years. i think he is better at that and i think that kind of sophistication about foreign policy, that sort of experience in the world and also a sensibility that the other parts of the world different than ours are not bad. romney takes this american exceptionism too far in saying we are the good guys, our country right or wrong, these foreigners, europe is sort of bad, it is sort of, you know, it is sort of rotten, at least. and the rest of the world is dangerous and the arabs and all, there is a sense of the other is evil, it is not evil dangerous and i think the president is a much more positive view about the world, and perhaps less truculent and less mill tar risk so i think that is a big decision .. do we want to continue to join the world or do we want t stand-alone and use american exceptionism as our sort of justification for more military action? i think it is a real difference. it is within the 40-yard line on both sides but there is a difference, center right, center left and i think it is a good judgment for the american people to think which direction should we be
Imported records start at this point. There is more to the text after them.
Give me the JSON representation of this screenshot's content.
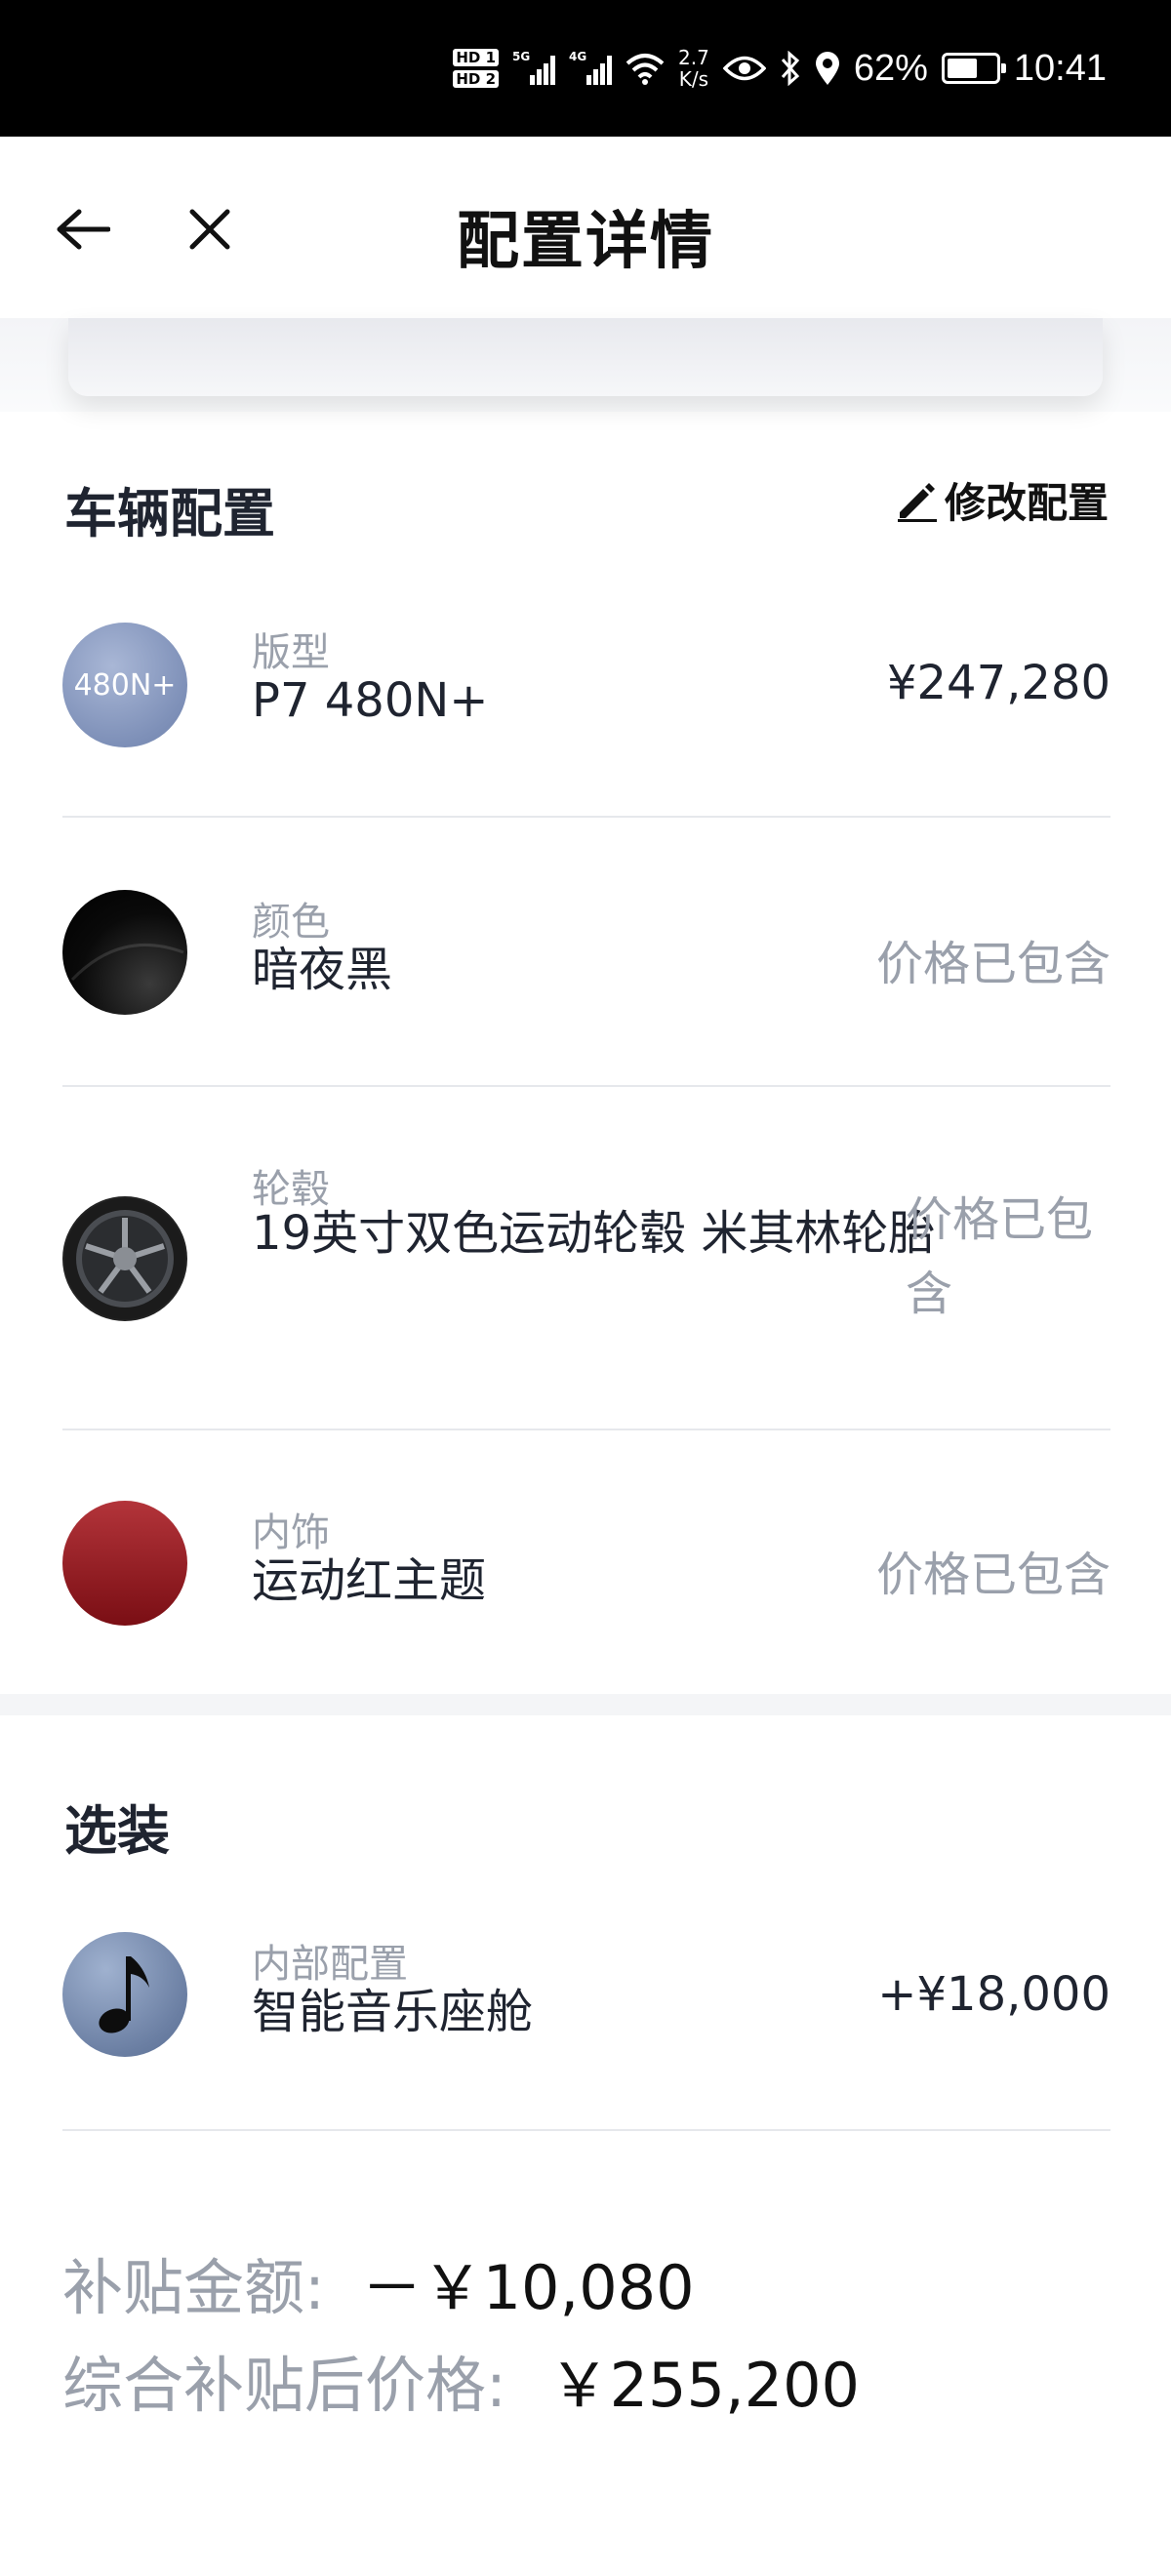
{
  "status_bar": {
    "hd1": "HD 1",
    "hd2": "HD 2",
    "net1": "5G",
    "net2": "4G",
    "speed_value": "2.7",
    "speed_unit": "K/s",
    "battery": "62%",
    "battery_level": 0.62,
    "time": "10:41",
    "icons": [
      "signal-icon",
      "wifi-icon",
      "eye-icon",
      "bluetooth-icon",
      "location-icon",
      "battery-icon"
    ]
  },
  "header": {
    "title": "配置详情",
    "back_icon": "arrow-left-icon",
    "close_icon": "close-icon"
  },
  "vehicle_config": {
    "title": "车辆配置",
    "edit_label": "修改配置",
    "edit_icon": "pencil-icon",
    "items": [
      {
        "category": "版型",
        "name": "P7 480N+",
        "price": "¥247,280",
        "thumb_text": "480N+"
      },
      {
        "category": "颜色",
        "name": "暗夜黑",
        "price": "价格已包含"
      },
      {
        "category": "轮毂",
        "name": "19英寸双色运动轮毂 米其林轮胎",
        "price": "价格已包含"
      },
      {
        "category": "内饰",
        "name": "运动红主题",
        "price": "价格已包含"
      }
    ]
  },
  "options": {
    "title": "选装",
    "items": [
      {
        "category": "内部配置",
        "name": "智能音乐座舱",
        "price": "+¥18,000",
        "thumb_icon": "music-note-icon"
      }
    ]
  },
  "summary": {
    "subsidy_label": "补贴金额:",
    "subsidy_value": "－￥10,080",
    "final_label": "综合补贴后价格:",
    "final_value": "￥255,200"
  },
  "colors": {
    "status_bar_bg": "#000000",
    "text_primary": "#1f2430",
    "text_muted": "#9aa0ab",
    "divider": "#e6e8ec"
  }
}
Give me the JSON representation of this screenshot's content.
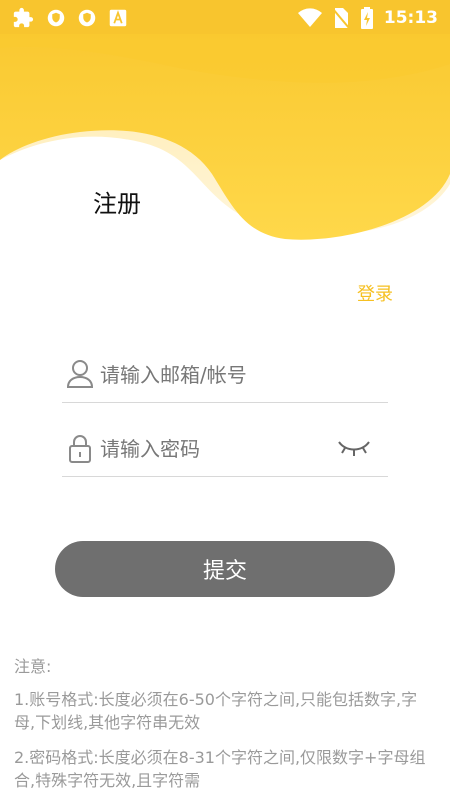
{
  "status_bar": {
    "time": "15:13",
    "left_icons": [
      "puzzle-icon",
      "shield-icon",
      "shield-icon",
      "font-icon"
    ],
    "right_icons": [
      "wifi-icon",
      "no-sim-icon",
      "battery-charging-icon"
    ]
  },
  "page": {
    "title": "注册",
    "login_link": "登录"
  },
  "form": {
    "account_placeholder": "请输入邮箱/帐号",
    "password_placeholder": "请输入密码",
    "submit_label": "提交"
  },
  "notes": {
    "heading": "注意:",
    "rules": [
      "1.账号格式:长度必须在6-50个字符之间,只能包括数字,字母,下划线,其他字符串无效",
      "2.密码格式:长度必须在8-31个字符之间,仅限数字+字母组合,特殊字符无效,且字符需"
    ]
  },
  "colors": {
    "accent": "#f8c52e",
    "link": "#f6c022",
    "button": "#6f6f6f"
  }
}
or the series of debates all three debates prompted them to take a second look. >> woodruff: in foreign policy in the last few days we're hearing a lot more from the rom camp about mistakes they say the president made when it came to the attack in libya. mitt romney has an op-ed in the wall street journal. is this likely to make a difference? this first debate is supposed to be about domestic issues. >> the white house is open to criticism that they mischaracterized the nature of the benghazi attack initially, tried to downplay it, said it wasn't terrorism but a mob action. i don't think this is the kind of issue that moves voters at a time when unemployment is 8.1% when the foreclosures are still a huge problem. it's an opening but not a game-changing kind of opening. >> i agree but if you're the romney campaign you look for any opportunity to put th president on the defensive and raise questions about him as a leader. that's what i think they're tryinged to do. >> woodruff: all right. well, we are delighted to have both of you back with us this monday night. stu rothenberg, susan page, thank
were economy-- >> i know, but the forum was so easy you could bring it up. they brought up foreign policy and osama bin laden and he brought up the middle east. there was no mention of same-sex marriage. no mention of the environment. >> no mention of mitt romney's tax returns, which has been-- >> he gave obama an opening. he said maybe i have the wrong accountant. >> that was a great opening. >> that was a wide open. >> that's what i meant about the rest. >> woodruff: you think the fact the president hasn't debated since 2008. >> perhaps, john kerry is a skilled debater, but john kerry also wants to be secretary of state. i wonder how tough he went in those sections because that was the charge against david stockman after ronald reagan in '84. that's why reagan, he was too tough on him. >> ifill: can we talk about body language? one of the thinks we remember is the way al exwoar crowded george w. bush and gave him the look or the way someone sighed, the way the two relate standing next to each other. did you get anything watching that? >> i'm not sure there will be a moment easy t
Search Results 0 to 6 of about 7 (some duplicates have been removed)